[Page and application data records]

--*--

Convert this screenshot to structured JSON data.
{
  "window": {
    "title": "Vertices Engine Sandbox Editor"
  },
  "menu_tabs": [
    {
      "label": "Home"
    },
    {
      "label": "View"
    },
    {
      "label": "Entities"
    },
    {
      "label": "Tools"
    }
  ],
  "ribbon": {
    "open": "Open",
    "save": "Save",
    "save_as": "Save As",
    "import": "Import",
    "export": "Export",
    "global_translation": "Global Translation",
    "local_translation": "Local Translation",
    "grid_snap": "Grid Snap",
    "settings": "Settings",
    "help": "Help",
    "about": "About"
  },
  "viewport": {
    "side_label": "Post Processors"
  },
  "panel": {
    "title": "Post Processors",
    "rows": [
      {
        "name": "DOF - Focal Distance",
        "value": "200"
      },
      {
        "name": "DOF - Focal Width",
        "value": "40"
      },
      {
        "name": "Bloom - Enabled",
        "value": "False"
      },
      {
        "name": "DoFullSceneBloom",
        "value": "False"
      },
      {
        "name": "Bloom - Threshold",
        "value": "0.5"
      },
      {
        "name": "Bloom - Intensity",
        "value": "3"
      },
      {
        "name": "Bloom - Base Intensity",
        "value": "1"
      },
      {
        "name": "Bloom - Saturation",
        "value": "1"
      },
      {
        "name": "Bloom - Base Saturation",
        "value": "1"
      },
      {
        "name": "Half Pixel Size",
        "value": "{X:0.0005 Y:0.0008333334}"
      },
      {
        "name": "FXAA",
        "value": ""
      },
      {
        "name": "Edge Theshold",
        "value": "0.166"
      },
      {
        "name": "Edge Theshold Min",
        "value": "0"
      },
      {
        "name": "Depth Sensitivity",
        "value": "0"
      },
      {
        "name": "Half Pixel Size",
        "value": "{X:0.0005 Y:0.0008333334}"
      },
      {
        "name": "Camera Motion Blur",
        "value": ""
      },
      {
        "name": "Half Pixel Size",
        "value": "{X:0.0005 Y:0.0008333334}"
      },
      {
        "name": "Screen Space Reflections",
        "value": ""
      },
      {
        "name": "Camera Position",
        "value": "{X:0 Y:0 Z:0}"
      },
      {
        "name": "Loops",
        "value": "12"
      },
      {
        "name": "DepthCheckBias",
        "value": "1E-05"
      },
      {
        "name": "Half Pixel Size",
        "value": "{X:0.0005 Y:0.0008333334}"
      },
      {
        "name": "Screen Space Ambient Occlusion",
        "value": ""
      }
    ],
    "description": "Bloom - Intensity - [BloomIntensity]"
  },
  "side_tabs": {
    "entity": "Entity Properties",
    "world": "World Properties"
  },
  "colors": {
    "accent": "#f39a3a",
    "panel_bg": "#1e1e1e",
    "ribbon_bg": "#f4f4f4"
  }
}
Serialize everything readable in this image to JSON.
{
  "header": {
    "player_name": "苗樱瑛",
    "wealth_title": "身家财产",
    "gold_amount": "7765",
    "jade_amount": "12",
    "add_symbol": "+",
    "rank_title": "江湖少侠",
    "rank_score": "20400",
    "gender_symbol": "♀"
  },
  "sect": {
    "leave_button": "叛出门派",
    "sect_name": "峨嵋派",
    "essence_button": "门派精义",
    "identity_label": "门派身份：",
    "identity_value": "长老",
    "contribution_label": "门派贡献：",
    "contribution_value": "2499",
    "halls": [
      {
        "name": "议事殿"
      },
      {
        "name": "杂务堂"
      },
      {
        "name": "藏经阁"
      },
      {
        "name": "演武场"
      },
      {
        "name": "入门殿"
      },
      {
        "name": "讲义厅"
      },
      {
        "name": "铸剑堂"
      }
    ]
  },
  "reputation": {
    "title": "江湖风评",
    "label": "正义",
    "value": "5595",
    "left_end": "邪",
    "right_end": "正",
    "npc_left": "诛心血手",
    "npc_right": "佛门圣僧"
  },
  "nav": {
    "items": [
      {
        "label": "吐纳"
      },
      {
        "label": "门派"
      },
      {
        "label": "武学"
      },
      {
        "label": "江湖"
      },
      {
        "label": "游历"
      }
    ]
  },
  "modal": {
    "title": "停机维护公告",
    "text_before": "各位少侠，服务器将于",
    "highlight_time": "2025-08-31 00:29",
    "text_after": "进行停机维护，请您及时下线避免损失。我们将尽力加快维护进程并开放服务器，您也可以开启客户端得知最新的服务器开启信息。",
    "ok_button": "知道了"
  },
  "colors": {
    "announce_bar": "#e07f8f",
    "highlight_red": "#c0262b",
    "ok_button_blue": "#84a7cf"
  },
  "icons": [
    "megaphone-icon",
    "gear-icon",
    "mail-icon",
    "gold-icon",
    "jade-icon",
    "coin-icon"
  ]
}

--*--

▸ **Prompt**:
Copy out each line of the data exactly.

▸ **Result below**:
Convert this screenshot to structured JSON data.
{
  "window": {
    "title": "Vertices Engine Sandbox Editor"
  },
  "menu_tabs": [
    {
      "label": "Home"
    },
    {
      "label": "View"
    },
    {
      "label": "Entities"
    },
    {
      "label": "Tools"
    }
  ],
  "ribbon": {
    "open": "Open",
    "save": "Save",
    "save_as": "Save As",
    "import": "Import",
    "export": "Export",
    "global_translation": "Global Translation",
    "local_translation": "Local Translation",
    "grid_snap": "Grid Snap",
    "settings": "Settings",
    "help": "Help",
    "about": "About"
  },
  "viewport": {
    "side_label": "Post Processors"
  },
  "panel": {
    "title": "Post Processors",
    "rows": [
      {
        "name": "DOF - Focal Distance",
        "value": "200"
      },
      {
        "name": "DOF - Focal Width",
        "value": "40"
      },
      {
        "name": "Bloom - Enabled",
        "value": "False"
      },
      {
        "name": "DoFullSceneBloom",
        "value": "False"
      },
      {
        "name": "Bloom - Threshold",
        "value": "0.5"
      },
      {
        "name": "Bloom - Intensity",
        "value": "3"
      },
      {
        "name": "Bloom - Base Intensity",
        "value": "1"
      },
      {
        "name": "Bloom - Saturation",
        "value": "1"
      },
      {
        "name": "Bloom - Base Saturation",
        "value": "1"
      },
      {
        "name": "Half Pixel Size",
        "value": "{X:0.0005 Y:0.0008333334}"
      },
      {
        "name": "FXAA",
        "value": ""
      },
      {
        "name": "Edge Theshold",
        "value": "0.166"
      },
      {
        "name": "Edge Theshold Min",
        "value": "0"
      },
      {
        "name": "Depth Sensitivity",
        "value": "0"
      },
      {
        "name": "Half Pixel Size",
        "value": "{X:0.0005 Y:0.0008333334}"
      },
      {
        "name": "Camera Motion Blur",
        "value": ""
      },
      {
        "name": "Half Pixel Size",
        "value": "{X:0.0005 Y:0.0008333334}"
      },
      {
        "name": "Screen Space Reflections",
        "value": ""
      },
      {
        "name": "Camera Position",
        "value": "{X:0 Y:0 Z:0}"
      },
      {
        "name": "Loops",
        "value": "12"
      },
      {
        "name": "DepthCheckBias",
        "value": "1E-05"
      },
      {
        "name": "Half Pixel Size",
        "value": "{X:0.0005 Y:0.0008333334}"
      },
      {
        "name": "Screen Space Ambient Occlusion",
        "value": ""
      }
    ],
    "description": "Bloom - Intensity - [BloomIntensity]"
  },
  "side_tabs": {
    "entity": "Entity Properties",
    "world": "World Properties"
  },
  "colors": {
    "accent": "#f39a3a",
    "panel_bg": "#1e1e1e",
    "ribbon_bg": "#f4f4f4"
  }
}
Serialize everything readable in this image to JSON.
{
  "header": {
    "player_name": "苗樱瑛",
    "wealth_title": "身家财产",
    "gold_amount": "7765",
    "jade_amount": "12",
    "add_symbol": "+",
    "rank_title": "江湖少侠",
    "rank_score": "20400",
    "gender_symbol": "♀"
  },
  "sect": {
    "leave_button": "叛出门派",
    "sect_name": "峨嵋派",
    "essence_button": "门派精义",
    "identity_label": "门派身份：",
    "identity_value": "长老",
    "contribution_label": "门派贡献：",
    "contribution_value": "2499",
    "halls": [
      {
        "name": "议事殿"
      },
      {
        "name": "杂务堂"
      },
      {
        "name": "藏经阁"
      },
      {
        "name": "演武场"
      },
      {
        "name": "入门殿"
      },
      {
        "name": "讲义厅"
      },
      {
        "name": "铸剑堂"
      }
    ]
  },
  "reputation": {
    "title": "江湖风评",
    "label": "正义",
    "value": "5595",
    "left_end": "邪",
    "right_end": "正",
    "npc_left": "诛心血手",
    "npc_right": "佛门圣僧"
  },
  "nav": {
    "items": [
      {
        "label": "吐纳"
      },
      {
        "label": "门派"
      },
      {
        "label": "武学"
      },
      {
        "label": "江湖"
      },
      {
        "label": "游历"
      }
    ]
  },
  "modal": {
    "title": "停机维护公告",
    "text_before": "各位少侠，服务器将于",
    "highlight_time": "2025-08-31 00:29",
    "text_after": "进行停机维护，请您及时下线避免损失。我们将尽力加快维护进程并开放服务器，您也可以开启客户端得知最新的服务器开启信息。",
    "ok_button": "知道了"
  },
  "colors": {
    "announce_bar": "#e07f8f",
    "highlight_red": "#c0262b",
    "ok_button_blue": "#84a7cf"
  },
  "icons": [
    "megaphone-icon",
    "gear-icon",
    "mail-icon",
    "gold-icon",
    "jade-icon",
    "coin-icon"
  ]
}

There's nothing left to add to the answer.